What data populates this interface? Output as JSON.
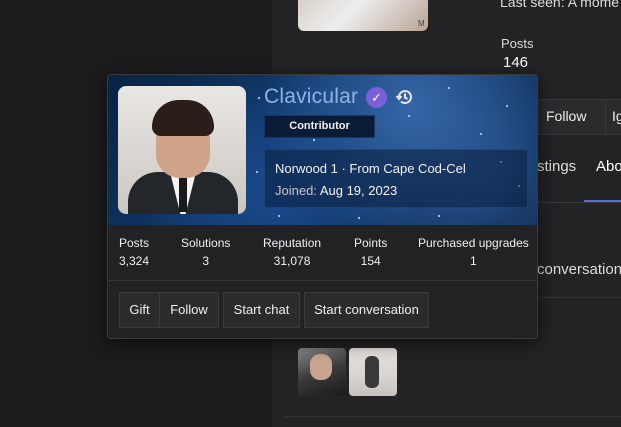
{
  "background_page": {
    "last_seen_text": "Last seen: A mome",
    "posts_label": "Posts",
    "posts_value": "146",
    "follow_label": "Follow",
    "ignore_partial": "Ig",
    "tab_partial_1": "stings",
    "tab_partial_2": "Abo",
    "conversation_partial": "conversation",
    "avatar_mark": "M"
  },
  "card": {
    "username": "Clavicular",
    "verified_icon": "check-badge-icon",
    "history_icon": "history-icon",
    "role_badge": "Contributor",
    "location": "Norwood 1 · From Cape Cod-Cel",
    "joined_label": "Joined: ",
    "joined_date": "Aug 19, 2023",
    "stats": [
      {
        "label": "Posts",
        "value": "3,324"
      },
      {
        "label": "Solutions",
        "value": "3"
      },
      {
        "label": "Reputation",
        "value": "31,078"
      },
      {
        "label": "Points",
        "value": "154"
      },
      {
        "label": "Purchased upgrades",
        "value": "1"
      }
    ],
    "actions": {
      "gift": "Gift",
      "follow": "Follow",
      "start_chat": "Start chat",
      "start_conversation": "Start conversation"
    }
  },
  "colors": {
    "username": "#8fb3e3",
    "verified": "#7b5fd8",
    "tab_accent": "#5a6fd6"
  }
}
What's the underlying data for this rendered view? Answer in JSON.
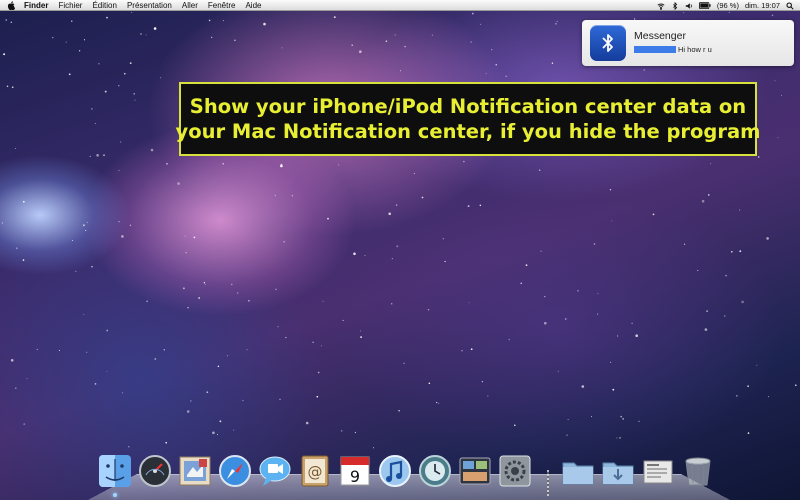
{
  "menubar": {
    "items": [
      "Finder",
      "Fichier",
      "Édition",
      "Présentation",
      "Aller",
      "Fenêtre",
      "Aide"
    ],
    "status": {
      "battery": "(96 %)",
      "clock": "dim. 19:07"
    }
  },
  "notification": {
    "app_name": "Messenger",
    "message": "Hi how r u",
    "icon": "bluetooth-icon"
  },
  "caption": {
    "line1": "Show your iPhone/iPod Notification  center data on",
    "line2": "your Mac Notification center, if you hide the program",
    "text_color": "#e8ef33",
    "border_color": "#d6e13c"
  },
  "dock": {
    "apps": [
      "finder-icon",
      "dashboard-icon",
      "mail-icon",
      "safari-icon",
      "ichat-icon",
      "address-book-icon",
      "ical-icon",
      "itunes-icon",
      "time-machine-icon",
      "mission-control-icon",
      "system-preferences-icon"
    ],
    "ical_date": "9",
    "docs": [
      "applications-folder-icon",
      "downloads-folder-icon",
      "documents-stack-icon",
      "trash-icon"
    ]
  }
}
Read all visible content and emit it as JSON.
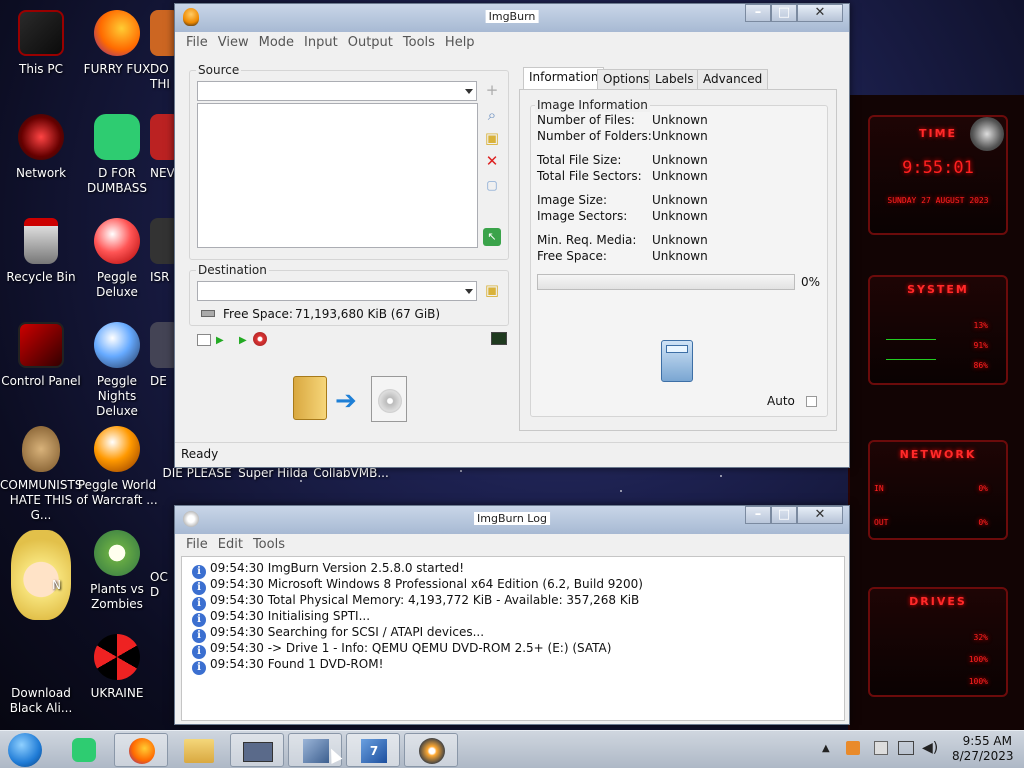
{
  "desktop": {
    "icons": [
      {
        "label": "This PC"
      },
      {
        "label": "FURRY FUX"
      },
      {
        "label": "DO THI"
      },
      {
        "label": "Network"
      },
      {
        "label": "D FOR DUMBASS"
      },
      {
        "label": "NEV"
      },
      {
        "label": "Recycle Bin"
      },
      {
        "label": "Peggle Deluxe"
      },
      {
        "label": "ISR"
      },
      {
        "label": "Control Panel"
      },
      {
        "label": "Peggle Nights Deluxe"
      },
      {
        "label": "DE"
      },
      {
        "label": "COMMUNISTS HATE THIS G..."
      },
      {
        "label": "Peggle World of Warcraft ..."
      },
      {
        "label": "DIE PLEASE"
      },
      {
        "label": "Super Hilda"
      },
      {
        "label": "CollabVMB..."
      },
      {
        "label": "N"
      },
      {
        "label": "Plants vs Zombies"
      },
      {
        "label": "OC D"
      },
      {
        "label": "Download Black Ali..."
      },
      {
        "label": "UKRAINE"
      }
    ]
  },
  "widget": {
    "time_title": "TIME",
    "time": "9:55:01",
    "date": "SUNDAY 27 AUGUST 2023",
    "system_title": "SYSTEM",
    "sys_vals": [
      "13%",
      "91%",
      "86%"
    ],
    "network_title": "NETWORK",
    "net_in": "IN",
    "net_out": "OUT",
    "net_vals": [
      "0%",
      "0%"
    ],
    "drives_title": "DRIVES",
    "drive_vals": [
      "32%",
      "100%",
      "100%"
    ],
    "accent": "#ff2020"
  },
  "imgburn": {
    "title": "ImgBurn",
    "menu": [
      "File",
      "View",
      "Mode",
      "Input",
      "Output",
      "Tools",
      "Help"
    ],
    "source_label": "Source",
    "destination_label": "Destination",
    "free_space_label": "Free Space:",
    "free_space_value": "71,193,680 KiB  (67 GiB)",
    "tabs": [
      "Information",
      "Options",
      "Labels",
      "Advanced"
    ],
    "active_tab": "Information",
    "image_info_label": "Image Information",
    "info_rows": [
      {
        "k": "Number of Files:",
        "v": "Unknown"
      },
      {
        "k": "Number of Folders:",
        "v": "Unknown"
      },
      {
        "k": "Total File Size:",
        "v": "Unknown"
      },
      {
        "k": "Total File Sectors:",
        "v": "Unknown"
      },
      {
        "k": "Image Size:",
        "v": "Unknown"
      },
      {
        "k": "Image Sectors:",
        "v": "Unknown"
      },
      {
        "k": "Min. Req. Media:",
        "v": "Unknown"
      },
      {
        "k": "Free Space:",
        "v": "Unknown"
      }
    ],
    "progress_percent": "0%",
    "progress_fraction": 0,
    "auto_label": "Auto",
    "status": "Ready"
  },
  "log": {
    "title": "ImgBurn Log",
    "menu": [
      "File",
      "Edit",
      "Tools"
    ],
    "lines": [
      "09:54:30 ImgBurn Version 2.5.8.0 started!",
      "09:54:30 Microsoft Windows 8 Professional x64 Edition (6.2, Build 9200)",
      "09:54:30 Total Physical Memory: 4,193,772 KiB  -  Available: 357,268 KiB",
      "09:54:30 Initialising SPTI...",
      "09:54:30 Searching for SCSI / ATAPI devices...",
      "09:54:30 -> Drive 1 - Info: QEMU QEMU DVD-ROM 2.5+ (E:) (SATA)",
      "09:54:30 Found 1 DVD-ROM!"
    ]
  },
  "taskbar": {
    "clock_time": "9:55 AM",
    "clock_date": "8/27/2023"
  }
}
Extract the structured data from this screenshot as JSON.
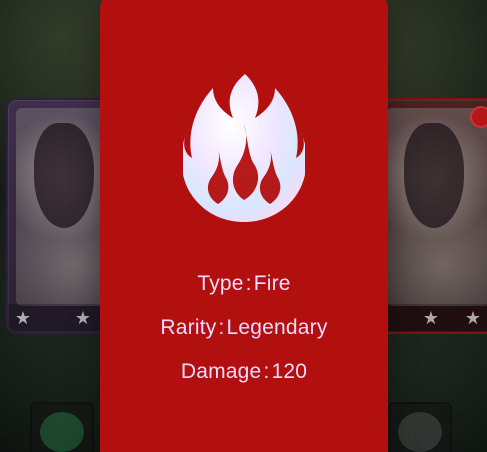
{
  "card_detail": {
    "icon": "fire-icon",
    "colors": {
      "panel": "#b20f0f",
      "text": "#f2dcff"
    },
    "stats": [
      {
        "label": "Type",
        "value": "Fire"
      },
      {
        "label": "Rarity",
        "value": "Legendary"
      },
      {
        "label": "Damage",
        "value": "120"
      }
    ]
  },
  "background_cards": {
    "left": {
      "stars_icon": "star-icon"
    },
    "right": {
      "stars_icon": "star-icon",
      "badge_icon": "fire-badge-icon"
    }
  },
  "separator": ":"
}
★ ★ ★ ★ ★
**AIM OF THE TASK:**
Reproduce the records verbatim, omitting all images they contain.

**WORKED SOLUTION:**
What data populates this interface? Output as JSON.
{
  "background_page": {
    "last_seen_text": "Last seen: A mome",
    "posts_label": "Posts",
    "posts_value": "146",
    "follow_label": "Follow",
    "ignore_partial": "Ig",
    "tab_partial_1": "stings",
    "tab_partial_2": "Abo",
    "conversation_partial": "conversation",
    "avatar_mark": "M"
  },
  "card": {
    "username": "Clavicular",
    "verified_icon": "check-badge-icon",
    "history_icon": "history-icon",
    "role_badge": "Contributor",
    "location": "Norwood 1 · From Cape Cod-Cel",
    "joined_label": "Joined: ",
    "joined_date": "Aug 19, 2023",
    "stats": [
      {
        "label": "Posts",
        "value": "3,324"
      },
      {
        "label": "Solutions",
        "value": "3"
      },
      {
        "label": "Reputation",
        "value": "31,078"
      },
      {
        "label": "Points",
        "value": "154"
      },
      {
        "label": "Purchased upgrades",
        "value": "1"
      }
    ],
    "actions": {
      "gift": "Gift",
      "follow": "Follow",
      "start_chat": "Start chat",
      "start_conversation": "Start conversation"
    }
  },
  "colors": {
    "username": "#8fb3e3",
    "verified": "#7b5fd8",
    "tab_accent": "#5a6fd6"
  }
}
What's the underlying data for this rendered view? Answer in JSON.
{
  "menubar": {
    "items": [
      "Finder",
      "Fichier",
      "Édition",
      "Présentation",
      "Aller",
      "Fenêtre",
      "Aide"
    ],
    "status": {
      "battery": "(96 %)",
      "clock": "dim. 19:07"
    }
  },
  "notification": {
    "app_name": "Messenger",
    "message": "Hi how r u",
    "icon": "bluetooth-icon"
  },
  "caption": {
    "line1": "Show your iPhone/iPod Notification  center data on",
    "line2": "your Mac Notification center, if you hide the program",
    "text_color": "#e8ef33",
    "border_color": "#d6e13c"
  },
  "dock": {
    "apps": [
      "finder-icon",
      "dashboard-icon",
      "mail-icon",
      "safari-icon",
      "ichat-icon",
      "address-book-icon",
      "ical-icon",
      "itunes-icon",
      "time-machine-icon",
      "mission-control-icon",
      "system-preferences-icon"
    ],
    "ical_date": "9",
    "docs": [
      "applications-folder-icon",
      "downloads-folder-icon",
      "documents-stack-icon",
      "trash-icon"
    ]
  }
}
Read all visible content and emit it as JSON.
{
  "desktop": {
    "icons": [
      {
        "label": "This PC"
      },
      {
        "label": "FURRY FUX"
      },
      {
        "label": "DO THI"
      },
      {
        "label": "Network"
      },
      {
        "label": "D FOR DUMBASS"
      },
      {
        "label": "NEV"
      },
      {
        "label": "Recycle Bin"
      },
      {
        "label": "Peggle Deluxe"
      },
      {
        "label": "ISR"
      },
      {
        "label": "Control Panel"
      },
      {
        "label": "Peggle Nights Deluxe"
      },
      {
        "label": "DE"
      },
      {
        "label": "COMMUNISTS HATE THIS G..."
      },
      {
        "label": "Peggle World of Warcraft ..."
      },
      {
        "label": "DIE PLEASE"
      },
      {
        "label": "Super Hilda"
      },
      {
        "label": "CollabVMB..."
      },
      {
        "label": "N"
      },
      {
        "label": "Plants vs Zombies"
      },
      {
        "label": "OC D"
      },
      {
        "label": "Download Black Ali..."
      },
      {
        "label": "UKRAINE"
      }
    ]
  },
  "widget": {
    "time_title": "TIME",
    "time": "9:55:01",
    "date": "SUNDAY 27 AUGUST 2023",
    "system_title": "SYSTEM",
    "sys_vals": [
      "13%",
      "91%",
      "86%"
    ],
    "network_title": "NETWORK",
    "net_in": "IN",
    "net_out": "OUT",
    "net_vals": [
      "0%",
      "0%"
    ],
    "drives_title": "DRIVES",
    "drive_vals": [
      "32%",
      "100%",
      "100%"
    ],
    "accent": "#ff2020"
  },
  "imgburn": {
    "title": "ImgBurn",
    "menu": [
      "File",
      "View",
      "Mode",
      "Input",
      "Output",
      "Tools",
      "Help"
    ],
    "source_label": "Source",
    "destination_label": "Destination",
    "free_space_label": "Free Space:",
    "free_space_value": "71,193,680 KiB  (67 GiB)",
    "tabs": [
      "Information",
      "Options",
      "Labels",
      "Advanced"
    ],
    "active_tab": "Information",
    "image_info_label": "Image Information",
    "info_rows": [
      {
        "k": "Number of Files:",
        "v": "Unknown"
      },
      {
        "k": "Number of Folders:",
        "v": "Unknown"
      },
      {
        "k": "Total File Size:",
        "v": "Unknown"
      },
      {
        "k": "Total File Sectors:",
        "v": "Unknown"
      },
      {
        "k": "Image Size:",
        "v": "Unknown"
      },
      {
        "k": "Image Sectors:",
        "v": "Unknown"
      },
      {
        "k": "Min. Req. Media:",
        "v": "Unknown"
      },
      {
        "k": "Free Space:",
        "v": "Unknown"
      }
    ],
    "progress_percent": "0%",
    "progress_fraction": 0,
    "auto_label": "Auto",
    "status": "Ready"
  },
  "log": {
    "title": "ImgBurn Log",
    "menu": [
      "File",
      "Edit",
      "Tools"
    ],
    "lines": [
      "09:54:30 ImgBurn Version 2.5.8.0 started!",
      "09:54:30 Microsoft Windows 8 Professional x64 Edition (6.2, Build 9200)",
      "09:54:30 Total Physical Memory: 4,193,772 KiB  -  Available: 357,268 KiB",
      "09:54:30 Initialising SPTI...",
      "09:54:30 Searching for SCSI / ATAPI devices...",
      "09:54:30 -> Drive 1 - Info: QEMU QEMU DVD-ROM 2.5+ (E:) (SATA)",
      "09:54:30 Found 1 DVD-ROM!"
    ]
  },
  "taskbar": {
    "clock_time": "9:55 AM",
    "clock_date": "8/27/2023"
  }
}
Extract the structured data from this screenshot as JSON.
{
  "card_detail": {
    "icon": "fire-icon",
    "colors": {
      "panel": "#b20f0f",
      "text": "#f2dcff"
    },
    "stats": [
      {
        "label": "Type",
        "value": "Fire"
      },
      {
        "label": "Rarity",
        "value": "Legendary"
      },
      {
        "label": "Damage",
        "value": "120"
      }
    ]
  },
  "background_cards": {
    "left": {
      "stars_icon": "star-icon"
    },
    "right": {
      "stars_icon": "star-icon",
      "badge_icon": "fire-badge-icon"
    }
  },
  "separator": ":"
}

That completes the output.